*WORK INSTRUCTION:* Each line below containing the word "product" needs to be shown.

::::

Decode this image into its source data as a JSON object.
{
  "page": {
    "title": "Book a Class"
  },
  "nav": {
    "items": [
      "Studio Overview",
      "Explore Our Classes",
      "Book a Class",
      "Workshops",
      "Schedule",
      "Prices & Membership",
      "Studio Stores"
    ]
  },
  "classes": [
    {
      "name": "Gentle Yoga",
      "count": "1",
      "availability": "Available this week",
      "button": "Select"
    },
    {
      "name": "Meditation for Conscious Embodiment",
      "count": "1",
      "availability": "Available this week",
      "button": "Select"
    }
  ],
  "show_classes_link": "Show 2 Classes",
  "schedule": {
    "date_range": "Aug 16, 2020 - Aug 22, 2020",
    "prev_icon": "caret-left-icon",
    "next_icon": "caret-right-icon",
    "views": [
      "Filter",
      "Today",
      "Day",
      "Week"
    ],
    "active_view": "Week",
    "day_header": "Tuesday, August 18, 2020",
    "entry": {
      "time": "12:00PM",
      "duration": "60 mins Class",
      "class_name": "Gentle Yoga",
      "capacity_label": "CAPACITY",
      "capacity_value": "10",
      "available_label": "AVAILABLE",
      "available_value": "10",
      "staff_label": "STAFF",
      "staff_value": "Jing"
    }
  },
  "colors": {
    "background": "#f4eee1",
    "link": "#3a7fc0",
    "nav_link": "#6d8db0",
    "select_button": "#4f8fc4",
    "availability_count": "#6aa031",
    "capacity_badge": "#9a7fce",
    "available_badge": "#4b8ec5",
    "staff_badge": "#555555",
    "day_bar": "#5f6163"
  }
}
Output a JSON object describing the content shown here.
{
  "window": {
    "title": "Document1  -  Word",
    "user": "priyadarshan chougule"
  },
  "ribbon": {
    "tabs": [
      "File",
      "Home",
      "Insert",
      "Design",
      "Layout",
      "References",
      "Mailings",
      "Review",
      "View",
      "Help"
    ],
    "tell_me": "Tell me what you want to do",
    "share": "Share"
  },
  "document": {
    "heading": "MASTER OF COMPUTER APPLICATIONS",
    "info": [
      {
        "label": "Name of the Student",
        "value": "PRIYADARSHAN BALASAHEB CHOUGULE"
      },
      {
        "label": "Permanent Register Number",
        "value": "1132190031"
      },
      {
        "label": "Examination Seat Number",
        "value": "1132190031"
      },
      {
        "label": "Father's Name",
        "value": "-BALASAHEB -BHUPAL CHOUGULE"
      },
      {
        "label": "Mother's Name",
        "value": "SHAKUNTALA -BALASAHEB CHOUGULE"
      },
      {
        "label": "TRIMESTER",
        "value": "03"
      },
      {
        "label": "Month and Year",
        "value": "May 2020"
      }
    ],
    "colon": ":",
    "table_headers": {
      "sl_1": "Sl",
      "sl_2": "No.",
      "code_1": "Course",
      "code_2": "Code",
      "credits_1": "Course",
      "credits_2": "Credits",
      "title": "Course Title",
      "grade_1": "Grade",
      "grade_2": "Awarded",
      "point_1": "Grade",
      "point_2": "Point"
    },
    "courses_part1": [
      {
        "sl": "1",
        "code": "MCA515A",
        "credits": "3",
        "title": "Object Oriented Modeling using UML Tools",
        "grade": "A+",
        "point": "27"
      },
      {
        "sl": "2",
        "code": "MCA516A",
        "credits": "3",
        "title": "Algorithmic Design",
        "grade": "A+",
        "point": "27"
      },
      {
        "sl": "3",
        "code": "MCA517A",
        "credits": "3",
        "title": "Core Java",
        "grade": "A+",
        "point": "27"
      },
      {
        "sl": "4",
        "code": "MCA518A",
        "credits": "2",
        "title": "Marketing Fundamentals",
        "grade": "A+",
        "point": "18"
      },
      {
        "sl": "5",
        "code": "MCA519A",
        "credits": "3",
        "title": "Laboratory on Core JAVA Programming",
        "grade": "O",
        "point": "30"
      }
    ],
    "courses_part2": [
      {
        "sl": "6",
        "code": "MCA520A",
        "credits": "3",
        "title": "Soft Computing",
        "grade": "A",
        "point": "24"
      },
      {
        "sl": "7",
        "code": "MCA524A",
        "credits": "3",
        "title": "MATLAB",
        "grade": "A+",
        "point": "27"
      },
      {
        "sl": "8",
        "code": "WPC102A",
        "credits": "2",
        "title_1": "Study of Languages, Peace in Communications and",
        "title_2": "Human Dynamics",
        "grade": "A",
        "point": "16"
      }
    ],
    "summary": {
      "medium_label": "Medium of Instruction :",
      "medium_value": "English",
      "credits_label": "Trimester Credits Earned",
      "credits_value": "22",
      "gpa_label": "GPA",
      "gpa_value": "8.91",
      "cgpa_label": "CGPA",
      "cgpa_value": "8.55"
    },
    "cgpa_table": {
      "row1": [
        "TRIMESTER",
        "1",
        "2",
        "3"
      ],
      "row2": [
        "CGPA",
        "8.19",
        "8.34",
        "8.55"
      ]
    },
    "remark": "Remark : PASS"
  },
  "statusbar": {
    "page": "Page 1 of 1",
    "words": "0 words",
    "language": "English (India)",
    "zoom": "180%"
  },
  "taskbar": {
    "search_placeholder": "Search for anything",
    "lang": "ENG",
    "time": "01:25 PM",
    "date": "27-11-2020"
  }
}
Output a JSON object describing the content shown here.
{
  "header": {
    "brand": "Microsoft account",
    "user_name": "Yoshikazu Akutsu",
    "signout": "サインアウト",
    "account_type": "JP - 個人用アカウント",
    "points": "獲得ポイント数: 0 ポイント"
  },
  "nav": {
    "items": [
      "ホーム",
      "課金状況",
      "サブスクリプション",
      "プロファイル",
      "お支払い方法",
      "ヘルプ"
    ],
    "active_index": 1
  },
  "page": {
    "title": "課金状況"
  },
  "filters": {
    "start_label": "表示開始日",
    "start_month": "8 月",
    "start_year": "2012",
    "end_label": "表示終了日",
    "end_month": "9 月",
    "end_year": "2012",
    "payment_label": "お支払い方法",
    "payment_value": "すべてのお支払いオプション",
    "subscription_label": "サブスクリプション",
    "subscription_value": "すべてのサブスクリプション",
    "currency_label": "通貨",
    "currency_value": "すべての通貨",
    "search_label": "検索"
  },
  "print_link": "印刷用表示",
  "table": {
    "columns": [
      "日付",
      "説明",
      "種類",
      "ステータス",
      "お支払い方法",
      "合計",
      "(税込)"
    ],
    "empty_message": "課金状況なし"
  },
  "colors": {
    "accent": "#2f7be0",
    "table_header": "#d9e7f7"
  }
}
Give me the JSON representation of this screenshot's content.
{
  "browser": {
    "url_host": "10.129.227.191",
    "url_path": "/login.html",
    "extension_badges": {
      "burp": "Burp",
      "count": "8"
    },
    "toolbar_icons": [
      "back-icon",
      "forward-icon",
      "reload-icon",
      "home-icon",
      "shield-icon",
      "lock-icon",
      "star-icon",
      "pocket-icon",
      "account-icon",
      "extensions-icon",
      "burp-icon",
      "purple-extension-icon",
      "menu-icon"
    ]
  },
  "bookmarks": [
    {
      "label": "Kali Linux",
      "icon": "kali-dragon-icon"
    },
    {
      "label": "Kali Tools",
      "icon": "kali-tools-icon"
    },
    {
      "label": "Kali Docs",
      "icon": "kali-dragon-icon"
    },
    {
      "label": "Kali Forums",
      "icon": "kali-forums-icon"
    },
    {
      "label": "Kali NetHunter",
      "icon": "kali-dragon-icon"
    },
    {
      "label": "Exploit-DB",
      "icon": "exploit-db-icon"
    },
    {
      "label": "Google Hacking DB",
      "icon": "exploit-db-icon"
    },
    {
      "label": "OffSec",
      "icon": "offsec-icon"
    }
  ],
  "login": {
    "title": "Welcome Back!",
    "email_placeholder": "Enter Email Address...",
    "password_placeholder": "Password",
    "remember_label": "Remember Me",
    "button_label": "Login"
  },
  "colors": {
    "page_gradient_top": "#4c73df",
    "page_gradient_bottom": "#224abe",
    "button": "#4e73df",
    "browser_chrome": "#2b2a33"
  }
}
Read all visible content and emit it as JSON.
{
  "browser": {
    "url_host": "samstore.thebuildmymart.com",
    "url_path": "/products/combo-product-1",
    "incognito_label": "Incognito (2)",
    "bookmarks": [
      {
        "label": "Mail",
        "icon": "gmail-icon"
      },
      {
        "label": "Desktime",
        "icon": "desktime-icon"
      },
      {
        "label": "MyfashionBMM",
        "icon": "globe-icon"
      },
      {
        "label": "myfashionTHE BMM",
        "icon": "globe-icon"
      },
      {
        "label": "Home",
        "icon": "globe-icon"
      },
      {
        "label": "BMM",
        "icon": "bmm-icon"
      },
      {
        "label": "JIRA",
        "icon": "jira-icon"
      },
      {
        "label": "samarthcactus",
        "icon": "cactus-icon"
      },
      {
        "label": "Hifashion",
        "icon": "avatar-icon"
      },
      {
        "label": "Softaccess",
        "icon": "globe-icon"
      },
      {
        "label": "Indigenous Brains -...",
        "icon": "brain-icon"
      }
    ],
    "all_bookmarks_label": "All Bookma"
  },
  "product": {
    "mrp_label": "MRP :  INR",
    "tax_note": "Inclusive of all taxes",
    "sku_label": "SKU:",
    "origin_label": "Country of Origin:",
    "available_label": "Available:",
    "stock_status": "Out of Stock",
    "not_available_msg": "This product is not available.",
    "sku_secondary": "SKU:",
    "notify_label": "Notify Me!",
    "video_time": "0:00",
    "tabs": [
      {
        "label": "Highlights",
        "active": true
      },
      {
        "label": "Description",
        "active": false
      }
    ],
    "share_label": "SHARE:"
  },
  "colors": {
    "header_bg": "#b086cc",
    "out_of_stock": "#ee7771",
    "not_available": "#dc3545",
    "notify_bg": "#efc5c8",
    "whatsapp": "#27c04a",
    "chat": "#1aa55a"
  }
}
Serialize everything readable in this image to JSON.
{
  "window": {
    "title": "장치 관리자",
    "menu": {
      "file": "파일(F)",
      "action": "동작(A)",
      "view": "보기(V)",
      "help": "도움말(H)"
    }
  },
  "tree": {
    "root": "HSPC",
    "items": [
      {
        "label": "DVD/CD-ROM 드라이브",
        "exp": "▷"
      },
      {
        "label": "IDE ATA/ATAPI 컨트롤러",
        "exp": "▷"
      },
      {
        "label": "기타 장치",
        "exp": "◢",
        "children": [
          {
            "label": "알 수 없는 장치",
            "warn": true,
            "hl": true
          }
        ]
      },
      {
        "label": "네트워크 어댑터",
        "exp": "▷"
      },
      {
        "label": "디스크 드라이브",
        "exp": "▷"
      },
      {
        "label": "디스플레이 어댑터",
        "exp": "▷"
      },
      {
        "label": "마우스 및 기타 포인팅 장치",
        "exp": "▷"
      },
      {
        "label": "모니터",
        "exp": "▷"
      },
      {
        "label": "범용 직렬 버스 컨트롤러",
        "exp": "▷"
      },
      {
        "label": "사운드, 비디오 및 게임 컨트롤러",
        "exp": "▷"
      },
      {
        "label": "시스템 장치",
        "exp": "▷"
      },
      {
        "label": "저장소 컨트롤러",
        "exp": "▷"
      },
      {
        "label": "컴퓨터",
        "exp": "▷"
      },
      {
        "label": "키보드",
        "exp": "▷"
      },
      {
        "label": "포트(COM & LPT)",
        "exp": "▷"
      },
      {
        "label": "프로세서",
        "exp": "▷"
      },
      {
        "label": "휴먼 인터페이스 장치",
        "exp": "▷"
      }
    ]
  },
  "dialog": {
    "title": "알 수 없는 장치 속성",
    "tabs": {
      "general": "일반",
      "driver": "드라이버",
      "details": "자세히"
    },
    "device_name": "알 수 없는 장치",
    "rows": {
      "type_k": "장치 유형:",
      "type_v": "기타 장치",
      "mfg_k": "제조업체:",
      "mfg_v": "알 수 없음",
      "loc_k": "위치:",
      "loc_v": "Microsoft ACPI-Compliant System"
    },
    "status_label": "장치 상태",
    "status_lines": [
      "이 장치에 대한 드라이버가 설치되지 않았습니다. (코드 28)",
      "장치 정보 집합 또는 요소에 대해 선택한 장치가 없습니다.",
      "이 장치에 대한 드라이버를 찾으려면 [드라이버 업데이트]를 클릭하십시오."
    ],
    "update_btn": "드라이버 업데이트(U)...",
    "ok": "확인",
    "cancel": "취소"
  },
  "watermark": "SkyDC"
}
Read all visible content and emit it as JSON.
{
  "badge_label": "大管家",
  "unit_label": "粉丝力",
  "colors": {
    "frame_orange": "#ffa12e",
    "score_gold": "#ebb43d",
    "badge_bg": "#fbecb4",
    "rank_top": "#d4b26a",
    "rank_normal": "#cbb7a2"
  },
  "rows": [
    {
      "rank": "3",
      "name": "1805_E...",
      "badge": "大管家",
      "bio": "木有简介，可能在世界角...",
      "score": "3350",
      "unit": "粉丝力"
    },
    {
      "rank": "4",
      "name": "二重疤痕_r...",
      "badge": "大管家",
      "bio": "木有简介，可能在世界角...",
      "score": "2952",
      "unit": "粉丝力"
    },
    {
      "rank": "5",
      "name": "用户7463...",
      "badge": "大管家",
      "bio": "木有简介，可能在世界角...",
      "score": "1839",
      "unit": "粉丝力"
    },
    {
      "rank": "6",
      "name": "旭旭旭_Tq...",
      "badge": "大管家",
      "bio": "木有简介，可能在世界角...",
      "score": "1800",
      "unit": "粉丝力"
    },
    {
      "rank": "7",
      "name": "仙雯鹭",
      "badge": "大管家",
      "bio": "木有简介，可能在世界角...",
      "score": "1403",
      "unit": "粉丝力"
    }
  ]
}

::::

*REPLY:*
    "url_path": "/products/combo-product-1",
  "product": {
    "not_available_msg": "This product is not available.",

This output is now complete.